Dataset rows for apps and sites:
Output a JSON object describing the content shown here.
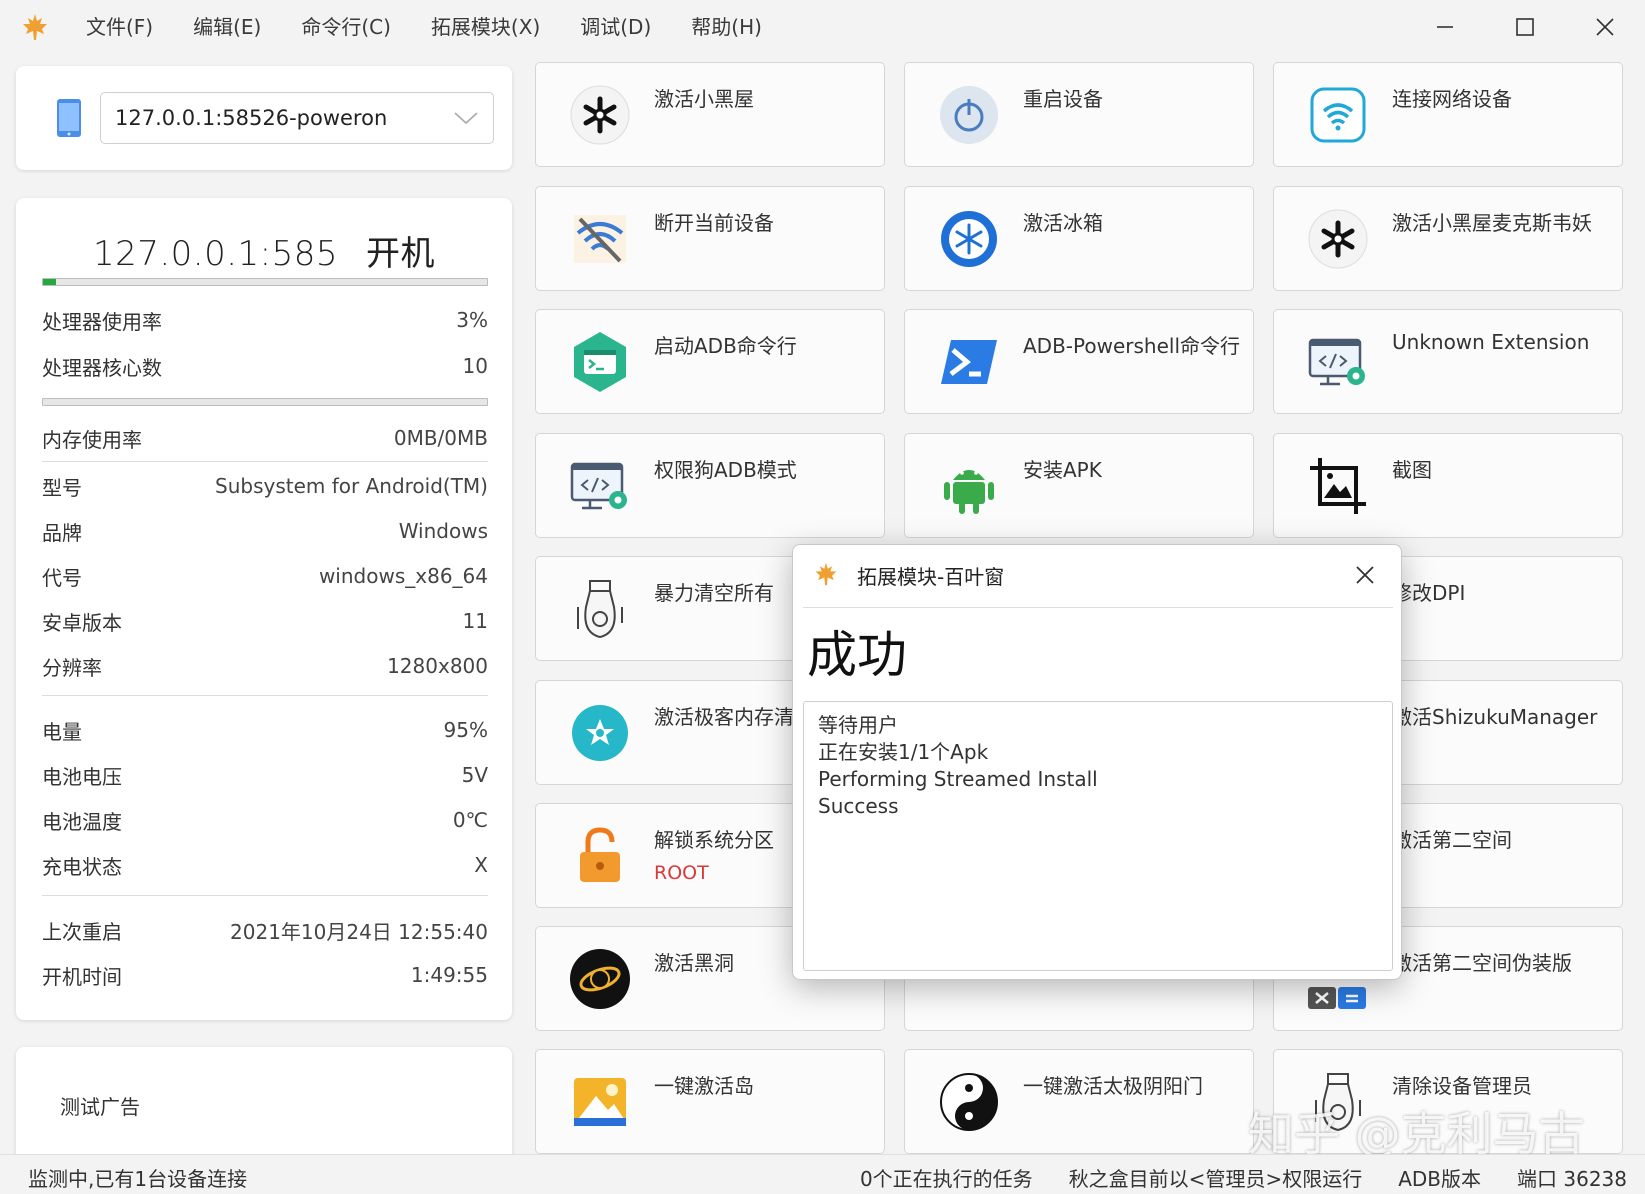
{
  "menu": [
    "文件(F)",
    "编辑(E)",
    "命令行(C)",
    "拓展模块(X)",
    "调试(D)",
    "帮助(H)"
  ],
  "device": {
    "selected": "127.0.0.1:58526-poweron"
  },
  "info": {
    "device_name": "127.0.0.1:585",
    "power_state": "开机",
    "cpu_progress": 0.03,
    "mem_progress": 0,
    "rows": {
      "cpu_usage": {
        "label": "处理器使用率",
        "value": "3%"
      },
      "cpu_cores": {
        "label": "处理器核心数",
        "value": "10"
      },
      "mem_usage": {
        "label": "内存使用率",
        "value": "0MB/0MB"
      },
      "model": {
        "label": "型号",
        "value": "Subsystem for Android(TM)"
      },
      "brand": {
        "label": "品牌",
        "value": "Windows"
      },
      "codename": {
        "label": "代号",
        "value": "windows_x86_64"
      },
      "android": {
        "label": "安卓版本",
        "value": "11"
      },
      "resolution": {
        "label": "分辨率",
        "value": "1280x800"
      },
      "battery": {
        "label": "电量",
        "value": "95%"
      },
      "voltage": {
        "label": "电池电压",
        "value": "5V"
      },
      "temperature": {
        "label": "电池温度",
        "value": "0℃"
      },
      "charging": {
        "label": "充电状态",
        "value": "X"
      },
      "last_reboot": {
        "label": "上次重启",
        "value": "2021年10月24日 12:55:40"
      },
      "uptime": {
        "label": "开机时间",
        "value": "1:49:55"
      }
    }
  },
  "ad": {
    "text": "测试广告"
  },
  "tiles": [
    {
      "label": "激活小黑屋",
      "icon": "snowflake-gear-icon"
    },
    {
      "label": "重启设备",
      "icon": "power-icon"
    },
    {
      "label": "连接网络设备",
      "icon": "wifi-icon"
    },
    {
      "label": "断开当前设备",
      "icon": "wifi-off-icon"
    },
    {
      "label": "激活冰箱",
      "icon": "fridge-snowflake-icon"
    },
    {
      "label": "激活小黑屋麦克斯韦妖",
      "icon": "snowflake-gear-icon"
    },
    {
      "label": "启动ADB命令行",
      "icon": "terminal-icon"
    },
    {
      "label": "ADB-Powershell命令行",
      "icon": "powershell-icon"
    },
    {
      "label": "Unknown Extension",
      "icon": "code-gear-icon"
    },
    {
      "label": "权限狗ADB模式",
      "icon": "code-gear-icon"
    },
    {
      "label": "安装APK",
      "icon": "android-icon"
    },
    {
      "label": "截图",
      "icon": "screenshot-icon"
    },
    {
      "label": "暴力清空所有",
      "icon": "bomb-icon"
    },
    {
      "label": "",
      "icon": ""
    },
    {
      "label": "修改DPI",
      "icon": ""
    },
    {
      "label": "激活极客内存清",
      "icon": "star-gear-icon"
    },
    {
      "label": "",
      "icon": ""
    },
    {
      "label": "激活ShizukuManager",
      "icon": ""
    },
    {
      "label": "解锁系统分区",
      "sub": "ROOT",
      "icon": "unlock-icon"
    },
    {
      "label": "",
      "icon": ""
    },
    {
      "label": "激活第二空间",
      "icon": ""
    },
    {
      "label": "激活黑洞",
      "icon": "blackhole-icon"
    },
    {
      "label": "",
      "icon": ""
    },
    {
      "label": "激活第二空间伪装版",
      "icon": "calculator-icon"
    },
    {
      "label": "一键激活岛",
      "icon": "island-icon"
    },
    {
      "label": "一键激活太极阴阳门",
      "icon": "yinyang-icon"
    },
    {
      "label": "清除设备管理员",
      "icon": "bomb-icon"
    }
  ],
  "dialog": {
    "title": "拓展模块-百叶窗",
    "heading": "成功",
    "log": [
      "等待用户",
      "正在安装1/1个Apk",
      "Performing Streamed Install",
      "Success"
    ]
  },
  "status": {
    "left": "监测中,已有1台设备连接",
    "tasks": "0个正在执行的任务",
    "privilege": "秋之盒目前以<管理员>权限运行",
    "adb": "ADB版本",
    "port": "端口 36238"
  },
  "watermark": "知乎 @克利马古",
  "colors": {
    "accent_green": "#22aa3c",
    "root_red": "#d83a3a",
    "maple_orange": "#f0a030"
  }
}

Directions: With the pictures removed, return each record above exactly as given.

Response to the task:
Output a JSON object describing the content shown here.
{
  "menu": [
    "文件(F)",
    "编辑(E)",
    "命令行(C)",
    "拓展模块(X)",
    "调试(D)",
    "帮助(H)"
  ],
  "device": {
    "selected": "127.0.0.1:58526-poweron"
  },
  "info": {
    "device_name": "127.0.0.1:585",
    "power_state": "开机",
    "cpu_progress": 0.03,
    "mem_progress": 0,
    "rows": {
      "cpu_usage": {
        "label": "处理器使用率",
        "value": "3%"
      },
      "cpu_cores": {
        "label": "处理器核心数",
        "value": "10"
      },
      "mem_usage": {
        "label": "内存使用率",
        "value": "0MB/0MB"
      },
      "model": {
        "label": "型号",
        "value": "Subsystem for Android(TM)"
      },
      "brand": {
        "label": "品牌",
        "value": "Windows"
      },
      "codename": {
        "label": "代号",
        "value": "windows_x86_64"
      },
      "android": {
        "label": "安卓版本",
        "value": "11"
      },
      "resolution": {
        "label": "分辨率",
        "value": "1280x800"
      },
      "battery": {
        "label": "电量",
        "value": "95%"
      },
      "voltage": {
        "label": "电池电压",
        "value": "5V"
      },
      "temperature": {
        "label": "电池温度",
        "value": "0℃"
      },
      "charging": {
        "label": "充电状态",
        "value": "X"
      },
      "last_reboot": {
        "label": "上次重启",
        "value": "2021年10月24日 12:55:40"
      },
      "uptime": {
        "label": "开机时间",
        "value": "1:49:55"
      }
    }
  },
  "ad": {
    "text": "测试广告"
  },
  "tiles": [
    {
      "label": "激活小黑屋",
      "icon": "snowflake-gear-icon"
    },
    {
      "label": "重启设备",
      "icon": "power-icon"
    },
    {
      "label": "连接网络设备",
      "icon": "wifi-icon"
    },
    {
      "label": "断开当前设备",
      "icon": "wifi-off-icon"
    },
    {
      "label": "激活冰箱",
      "icon": "fridge-snowflake-icon"
    },
    {
      "label": "激活小黑屋麦克斯韦妖",
      "icon": "snowflake-gear-icon"
    },
    {
      "label": "启动ADB命令行",
      "icon": "terminal-icon"
    },
    {
      "label": "ADB-Powershell命令行",
      "icon": "powershell-icon"
    },
    {
      "label": "Unknown Extension",
      "icon": "code-gear-icon"
    },
    {
      "label": "权限狗ADB模式",
      "icon": "code-gear-icon"
    },
    {
      "label": "安装APK",
      "icon": "android-icon"
    },
    {
      "label": "截图",
      "icon": "screenshot-icon"
    },
    {
      "label": "暴力清空所有",
      "icon": "bomb-icon"
    },
    {
      "label": "",
      "icon": ""
    },
    {
      "label": "修改DPI",
      "icon": ""
    },
    {
      "label": "激活极客内存清",
      "icon": "star-gear-icon"
    },
    {
      "label": "",
      "icon": ""
    },
    {
      "label": "激活ShizukuManager",
      "icon": ""
    },
    {
      "label": "解锁系统分区",
      "sub": "ROOT",
      "icon": "unlock-icon"
    },
    {
      "label": "",
      "icon": ""
    },
    {
      "label": "激活第二空间",
      "icon": ""
    },
    {
      "label": "激活黑洞",
      "icon": "blackhole-icon"
    },
    {
      "label": "",
      "icon": ""
    },
    {
      "label": "激活第二空间伪装版",
      "icon": "calculator-icon"
    },
    {
      "label": "一键激活岛",
      "icon": "island-icon"
    },
    {
      "label": "一键激活太极阴阳门",
      "icon": "yinyang-icon"
    },
    {
      "label": "清除设备管理员",
      "icon": "bomb-icon"
    }
  ],
  "dialog": {
    "title": "拓展模块-百叶窗",
    "heading": "成功",
    "log": [
      "等待用户",
      "正在安装1/1个Apk",
      "Performing Streamed Install",
      "Success"
    ]
  },
  "status": {
    "left": "监测中,已有1台设备连接",
    "tasks": "0个正在执行的任务",
    "privilege": "秋之盒目前以<管理员>权限运行",
    "adb": "ADB版本",
    "port": "端口 36238"
  },
  "watermark": "知乎 @克利马古",
  "colors": {
    "accent_green": "#22aa3c",
    "root_red": "#d83a3a",
    "maple_orange": "#f0a030"
  }
}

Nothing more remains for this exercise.